───── Dataset excerpts ─────

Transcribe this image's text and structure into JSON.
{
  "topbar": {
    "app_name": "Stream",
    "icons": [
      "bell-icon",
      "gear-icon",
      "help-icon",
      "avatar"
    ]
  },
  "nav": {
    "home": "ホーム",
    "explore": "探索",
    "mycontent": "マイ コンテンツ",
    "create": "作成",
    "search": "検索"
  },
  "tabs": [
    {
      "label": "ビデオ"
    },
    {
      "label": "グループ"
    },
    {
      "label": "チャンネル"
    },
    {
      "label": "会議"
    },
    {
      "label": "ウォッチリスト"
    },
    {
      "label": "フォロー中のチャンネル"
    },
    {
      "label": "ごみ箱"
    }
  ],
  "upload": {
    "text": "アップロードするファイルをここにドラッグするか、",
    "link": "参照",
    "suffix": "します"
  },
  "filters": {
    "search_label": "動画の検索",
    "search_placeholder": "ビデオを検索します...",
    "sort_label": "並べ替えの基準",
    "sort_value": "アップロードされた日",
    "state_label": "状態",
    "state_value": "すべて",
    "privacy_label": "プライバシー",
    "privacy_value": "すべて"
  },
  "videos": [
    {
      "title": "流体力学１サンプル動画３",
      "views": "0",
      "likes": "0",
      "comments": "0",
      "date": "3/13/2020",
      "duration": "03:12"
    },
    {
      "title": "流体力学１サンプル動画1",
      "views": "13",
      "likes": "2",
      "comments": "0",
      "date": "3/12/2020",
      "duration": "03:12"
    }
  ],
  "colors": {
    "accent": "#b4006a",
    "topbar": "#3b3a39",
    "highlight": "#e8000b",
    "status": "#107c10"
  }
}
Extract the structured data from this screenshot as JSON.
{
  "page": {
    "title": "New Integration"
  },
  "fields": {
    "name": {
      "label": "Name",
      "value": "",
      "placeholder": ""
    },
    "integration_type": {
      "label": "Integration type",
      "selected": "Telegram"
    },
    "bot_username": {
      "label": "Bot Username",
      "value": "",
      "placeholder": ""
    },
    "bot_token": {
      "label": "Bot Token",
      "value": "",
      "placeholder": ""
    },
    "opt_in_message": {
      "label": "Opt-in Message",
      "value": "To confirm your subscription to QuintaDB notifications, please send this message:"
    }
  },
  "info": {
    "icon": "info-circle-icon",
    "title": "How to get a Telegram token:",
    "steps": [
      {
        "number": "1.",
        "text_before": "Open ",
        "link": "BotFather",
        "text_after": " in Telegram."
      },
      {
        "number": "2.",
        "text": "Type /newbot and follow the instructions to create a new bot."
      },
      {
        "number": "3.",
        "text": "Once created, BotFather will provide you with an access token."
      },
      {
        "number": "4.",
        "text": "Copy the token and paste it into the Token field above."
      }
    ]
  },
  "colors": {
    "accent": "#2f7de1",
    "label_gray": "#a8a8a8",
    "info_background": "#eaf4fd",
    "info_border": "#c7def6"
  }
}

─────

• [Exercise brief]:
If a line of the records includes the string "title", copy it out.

• [Solution to the problem]:
      "title": "流体力学１サンプル動画３",
      "title": "流体力学１サンプル動画1",
    "title": "New Integration"
    "title": "How to get a Telegram token:",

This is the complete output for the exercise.